The use of MPMs for well testing is gaining increased support within petroleum production operations and some Alaska operators are investigating their use for well testing and field production allocation. In particular, in March 2004, BP Exploration (Alaska) Inc. (“BPXA”) and ConocoPhillips Alaska, Inc. (“CPA”) informed the Commission that tests of MPMs were ongoing in the Prudhoe Bay, Kuparuk River, and Milne Point Fields, and requested input on the Commission’s requirements for their use.
Multiphase metering is a relatively new technology. Industry recommended practices are in place for 2-phase or 3-phase test separator based systems. However, no standards and few guidelines have previously been published for MPMs.
To help fill this gap, the Commission developed the “Guidelines for Qualification of Multiphase Metering Systems for Well Testing” (“Guidelines”). The guidelines are intended to direct the operator and Commission personnel on the methodology to qualify these new measurement techniques and to provide a consistent process for the evaluation of the proposed metering systems. Custody transfer applications are regulated separately and are outside the scope of the guidelines.
4. Progress of Guidelines Development
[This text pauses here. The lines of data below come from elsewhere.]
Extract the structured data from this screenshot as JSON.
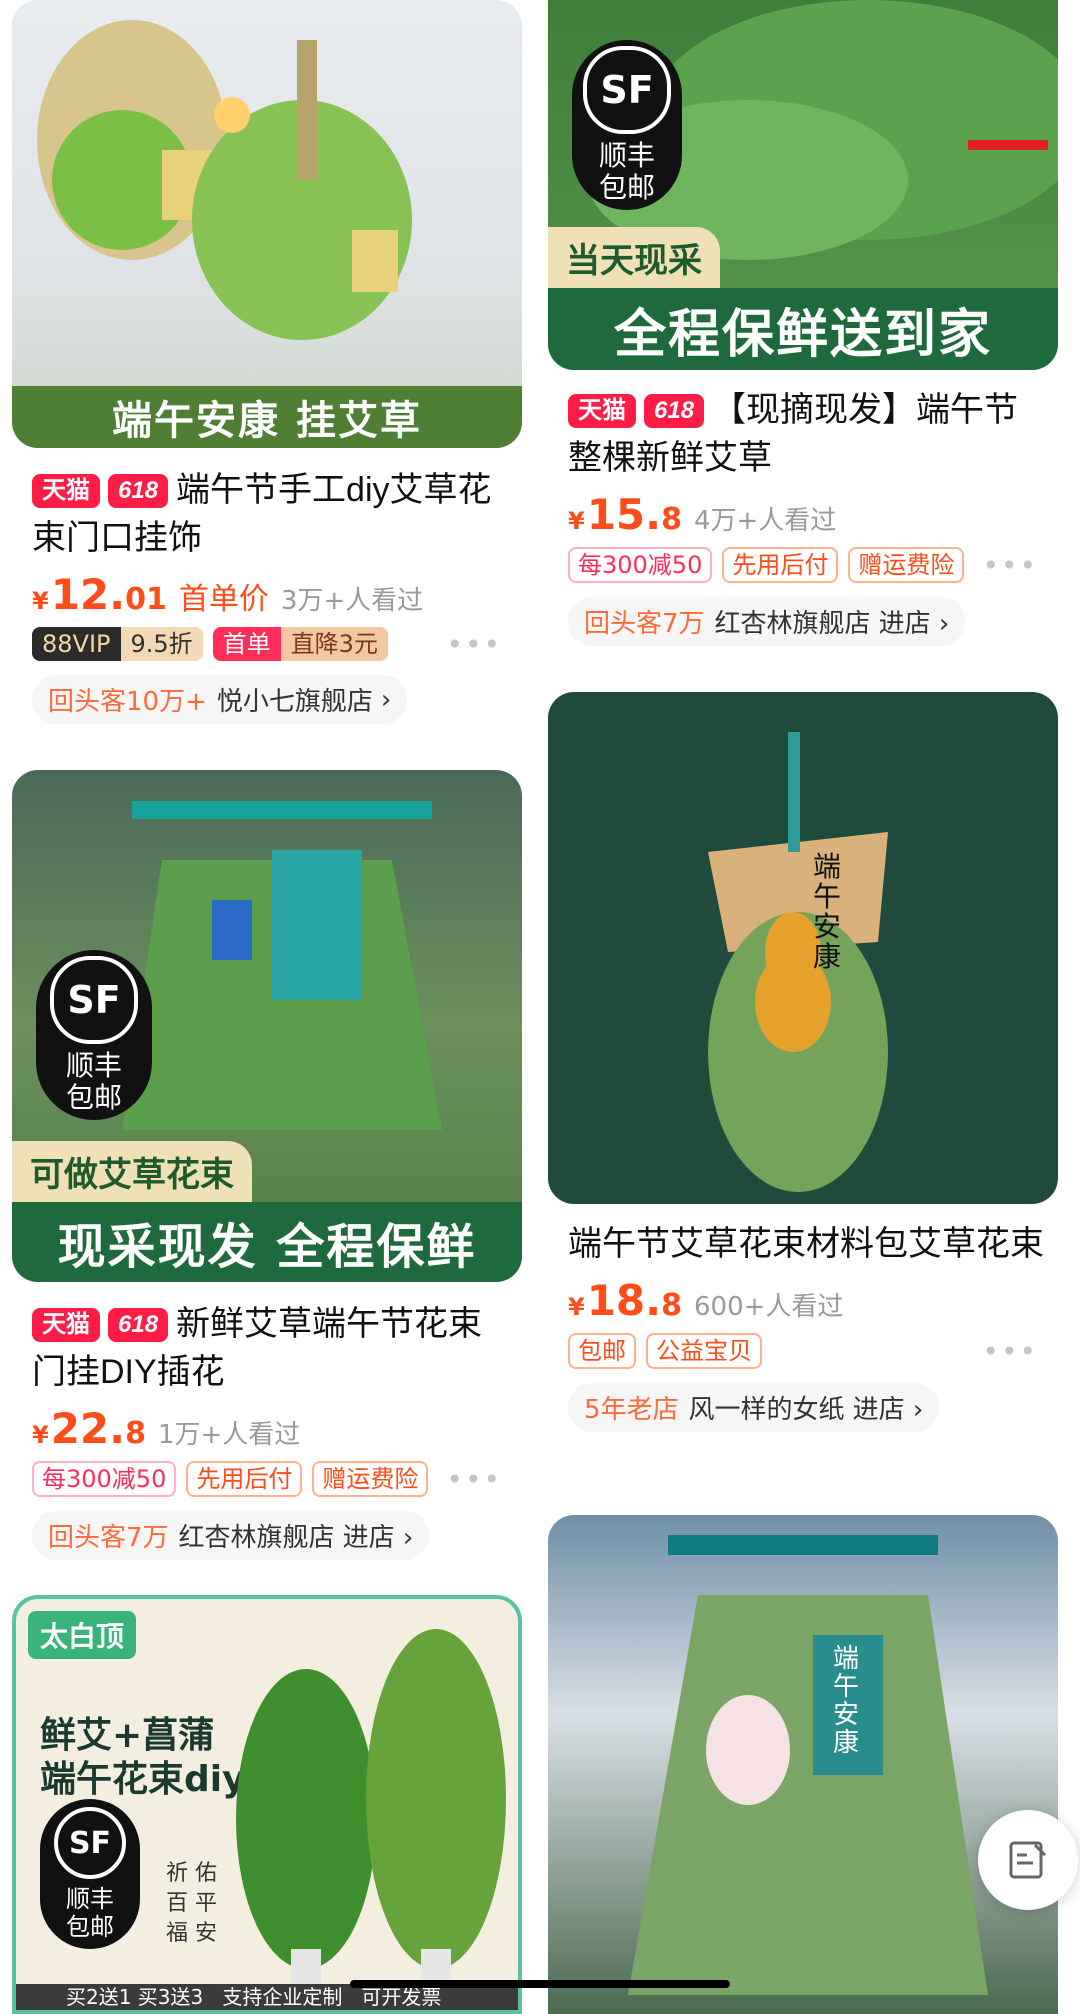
{
  "feed": {
    "left": [
      {
        "image_text": "端午安康 挂艾草",
        "tags": [
          "天猫",
          "618"
        ],
        "title": "端午节手工diy艾草花束门口挂饰",
        "price": {
          "yen": "¥",
          "int": "12.",
          "dec": "01"
        },
        "first_price_label": "首单价",
        "viewers": "3万+人看过",
        "promos": {
          "vip_a": "88VIP",
          "vip_b": "9.5折",
          "first_a": "首单",
          "first_b": "直降3元"
        },
        "store": {
          "repeat": "回头客10万+",
          "name": "悦小七旗舰店",
          "enter": "›"
        }
      },
      {
        "image_subtag": "可做艾草花束",
        "image_text": "现采现发 全程保鲜",
        "sf": {
          "logo": "SF",
          "text1": "顺丰",
          "text2": "包邮"
        },
        "tags": [
          "天猫",
          "618"
        ],
        "title": "新鲜艾草端午节花束门挂DIY插花",
        "price": {
          "yen": "¥",
          "int": "22.",
          "dec": "8"
        },
        "viewers": "1万+人看过",
        "promos": [
          "每300减50",
          "先用后付",
          "赠运费险"
        ],
        "store": {
          "repeat": "回头客7万",
          "name": "红杏林旗舰店",
          "enter": "进店 ›"
        }
      },
      {
        "brand": "太白顶",
        "headline1": "鲜艾+菖蒲",
        "headline2": "端午花束diy",
        "sf": {
          "logo": "SF",
          "text1": "顺丰",
          "text2": "包邮"
        },
        "side_text": "祈 佑 百 平 福 安",
        "bottom_strip": "买2送1 买3送3   支持企业定制   可开发票"
      }
    ],
    "right": [
      {
        "image_subtag": "当天现采",
        "image_text": "全程保鲜送到家",
        "sf": {
          "logo": "SF",
          "text1": "顺丰",
          "text2": "包邮"
        },
        "tags": [
          "天猫",
          "618"
        ],
        "title": "【现摘现发】端午节整棵新鲜艾草",
        "price": {
          "yen": "¥",
          "int": "15.",
          "dec": "8"
        },
        "viewers": "4万+人看过",
        "promos": [
          "每300减50",
          "先用后付",
          "赠运费险"
        ],
        "store": {
          "repeat": "回头客7万",
          "name": "红杏林旗舰店",
          "enter": "进店 ›"
        }
      },
      {
        "image_text_on_tag": "端午安康",
        "title": "端午节艾草花束材料包艾草花束",
        "price": {
          "yen": "¥",
          "int": "18.",
          "dec": "8"
        },
        "viewers": "600+人看过",
        "promos": [
          "包邮",
          "公益宝贝"
        ],
        "store": {
          "repeat": "5年老店",
          "name": "风一样的女纸",
          "enter": "进店 ›"
        }
      },
      {
        "image_text_on_tag": "端午安康"
      }
    ]
  },
  "more_label": "•••",
  "colors": {
    "accent": "#ff4d1a",
    "tmall": "#ff1d48",
    "banner_green": "#1f6a3c"
  },
  "icons": {
    "fab": "edit-note-icon"
  }
}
The Commission prepared an initial draft of the Guidelines on May 13, 2004. Alaska operators, vendors of MPMs, other state and federal agencies, and industry experts involved in multiphase metering and well testing, were invited to participate in a meeting on June 3, 2004 to provide comment upon the draft.
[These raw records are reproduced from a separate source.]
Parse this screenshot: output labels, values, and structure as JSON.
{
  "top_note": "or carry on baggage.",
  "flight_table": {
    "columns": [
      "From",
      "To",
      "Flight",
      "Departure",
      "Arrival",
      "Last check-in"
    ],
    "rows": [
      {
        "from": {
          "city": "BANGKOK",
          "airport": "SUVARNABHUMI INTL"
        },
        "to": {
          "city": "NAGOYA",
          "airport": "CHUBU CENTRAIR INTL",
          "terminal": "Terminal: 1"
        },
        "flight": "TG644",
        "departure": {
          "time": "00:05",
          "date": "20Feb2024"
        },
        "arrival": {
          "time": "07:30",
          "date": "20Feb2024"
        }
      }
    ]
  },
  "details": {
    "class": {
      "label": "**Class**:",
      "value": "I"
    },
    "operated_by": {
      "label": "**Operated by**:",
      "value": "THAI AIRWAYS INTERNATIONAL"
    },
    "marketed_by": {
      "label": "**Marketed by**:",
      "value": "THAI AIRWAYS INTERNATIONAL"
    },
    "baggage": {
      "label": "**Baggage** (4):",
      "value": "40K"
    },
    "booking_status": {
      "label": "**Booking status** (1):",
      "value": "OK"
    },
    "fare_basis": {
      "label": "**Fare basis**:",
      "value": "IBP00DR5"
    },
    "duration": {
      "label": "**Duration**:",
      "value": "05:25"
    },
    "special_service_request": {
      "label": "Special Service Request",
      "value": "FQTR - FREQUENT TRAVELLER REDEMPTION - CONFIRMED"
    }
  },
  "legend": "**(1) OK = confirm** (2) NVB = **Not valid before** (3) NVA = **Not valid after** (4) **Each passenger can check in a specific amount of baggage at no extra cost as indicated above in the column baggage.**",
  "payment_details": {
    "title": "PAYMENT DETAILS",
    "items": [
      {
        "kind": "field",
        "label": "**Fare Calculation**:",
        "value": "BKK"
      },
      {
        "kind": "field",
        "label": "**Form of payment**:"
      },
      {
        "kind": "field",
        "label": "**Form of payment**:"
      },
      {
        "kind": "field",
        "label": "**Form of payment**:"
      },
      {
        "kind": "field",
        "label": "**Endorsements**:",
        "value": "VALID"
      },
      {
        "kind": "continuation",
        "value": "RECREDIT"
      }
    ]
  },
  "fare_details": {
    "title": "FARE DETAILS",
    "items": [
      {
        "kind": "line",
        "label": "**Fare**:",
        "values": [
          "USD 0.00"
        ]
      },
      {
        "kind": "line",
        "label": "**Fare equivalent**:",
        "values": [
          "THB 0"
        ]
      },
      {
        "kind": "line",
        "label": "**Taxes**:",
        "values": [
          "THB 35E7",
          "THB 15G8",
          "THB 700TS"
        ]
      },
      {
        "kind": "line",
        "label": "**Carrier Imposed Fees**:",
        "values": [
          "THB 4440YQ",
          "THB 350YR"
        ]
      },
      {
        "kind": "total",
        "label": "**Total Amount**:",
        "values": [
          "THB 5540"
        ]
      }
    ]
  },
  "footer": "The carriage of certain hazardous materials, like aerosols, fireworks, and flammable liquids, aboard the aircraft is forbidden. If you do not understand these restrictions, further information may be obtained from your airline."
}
The guidelines were revised to incorporate comments received. A revised draft was distributed on August 27, 2004. A meeting was held to gather comments on the second draft on October 13, 2004. Final guidelines responding to industry comments were prepared on November 30, 2004.
5. Content of the AOGCC Guidelines
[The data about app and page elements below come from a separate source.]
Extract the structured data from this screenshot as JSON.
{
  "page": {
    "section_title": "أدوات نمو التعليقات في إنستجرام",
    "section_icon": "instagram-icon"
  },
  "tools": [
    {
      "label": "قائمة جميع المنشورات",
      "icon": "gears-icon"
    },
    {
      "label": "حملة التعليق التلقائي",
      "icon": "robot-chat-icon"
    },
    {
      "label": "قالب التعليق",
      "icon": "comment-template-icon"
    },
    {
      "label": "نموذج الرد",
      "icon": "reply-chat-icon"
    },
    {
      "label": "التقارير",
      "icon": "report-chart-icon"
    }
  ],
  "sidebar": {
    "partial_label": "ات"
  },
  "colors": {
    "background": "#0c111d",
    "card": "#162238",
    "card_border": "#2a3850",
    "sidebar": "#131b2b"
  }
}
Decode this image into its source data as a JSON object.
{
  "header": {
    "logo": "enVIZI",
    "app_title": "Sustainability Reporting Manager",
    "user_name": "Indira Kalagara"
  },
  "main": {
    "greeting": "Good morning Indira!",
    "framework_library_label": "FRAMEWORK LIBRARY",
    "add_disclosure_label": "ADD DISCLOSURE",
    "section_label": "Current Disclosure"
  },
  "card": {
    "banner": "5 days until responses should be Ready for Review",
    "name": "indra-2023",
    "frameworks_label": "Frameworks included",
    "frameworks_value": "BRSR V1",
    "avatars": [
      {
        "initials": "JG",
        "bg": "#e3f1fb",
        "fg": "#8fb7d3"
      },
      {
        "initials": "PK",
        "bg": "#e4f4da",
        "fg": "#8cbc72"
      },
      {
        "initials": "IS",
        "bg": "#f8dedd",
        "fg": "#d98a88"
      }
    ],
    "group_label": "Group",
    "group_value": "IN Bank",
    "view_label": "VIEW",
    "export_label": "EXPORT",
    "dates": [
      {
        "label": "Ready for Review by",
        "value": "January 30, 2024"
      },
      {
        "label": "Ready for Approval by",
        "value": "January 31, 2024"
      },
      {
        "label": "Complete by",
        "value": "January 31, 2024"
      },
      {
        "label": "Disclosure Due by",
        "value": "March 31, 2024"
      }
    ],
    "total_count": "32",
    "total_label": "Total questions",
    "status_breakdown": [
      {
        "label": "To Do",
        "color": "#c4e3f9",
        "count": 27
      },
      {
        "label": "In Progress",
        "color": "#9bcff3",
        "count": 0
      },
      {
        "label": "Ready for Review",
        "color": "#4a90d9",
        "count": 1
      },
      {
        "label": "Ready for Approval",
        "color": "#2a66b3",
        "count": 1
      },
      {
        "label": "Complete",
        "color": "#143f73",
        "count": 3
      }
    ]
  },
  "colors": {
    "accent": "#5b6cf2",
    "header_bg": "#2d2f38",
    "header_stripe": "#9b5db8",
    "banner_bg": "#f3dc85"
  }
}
The Guidelines provide a workable and reasonable interim set of criteria and procedures for evaluating proposals for the use of MPMs in well production measurement and allocation. The Guidelines describe:
A second document, “Principles of Multiphase Measurements,” was prepared by the Commission to provide basic information concerning MPM technology, a list of references for further education, and a list of terms and definitions commonly used in the industry.
6. Future Application
As yet, no formal application has been made for use of MPMs for production allocation in Alaska fields. However, BPXA and CPA have tested several meters in the Prudhoe Bay, Kuparuk River, and Milne Point Fields. It is anticipated that three or more applications to use MPMs in Alaskan North Slope fields will be submitted to the Commission in the next few years.
The Commission plans to test the workability of the guidelines over the coming two to three years. As experience is gained using these guidelines, the document may be further revised to reflect practical experience gained by the field applications.
1. Alaska Statute 31.05.030(d)(6) gives the Commission authority to regulate the measurement of oil and gas.
2. The Commission’s multiphase metering Guidelines are an appropriate initial mechanism for regulating the use of MPMs for well production measurement and for allocation of production within the Colville River Field.
3. A three-year trial period to evaluate the effectiveness and workability of the Guidelines is appropriate.
NOW, THEREFORE, IT IS ORDERED:
1. Conservation Order No. 443A is amended to add the following rule:
For purposes of satisfying well test measurement requirements of 20 AAC 25.230, the use of multiphase meters will be approved only in accordance with the provisions of the Commission’s document, “Guidelines for Qualification of Multiphase Meters for Well Testing” dated November 30, 2004. The Commission may administratively waive a requirement of these Guidelines or administratively amend the Guidelines as long as the change does not promote waste or jeopardize correlative rights, and is based on sound engineering and geoscience principles.
2. This order expires on January 1, 2008.
DONE at Anchorage, Alaska and dated February 11, 2005.
John K. Norman, Chair
Alaska Oil and Gas Conservation Commission
Daniel T. Seamount, Jr., Commissioner
Alaska Oil and Gas Conservation Commission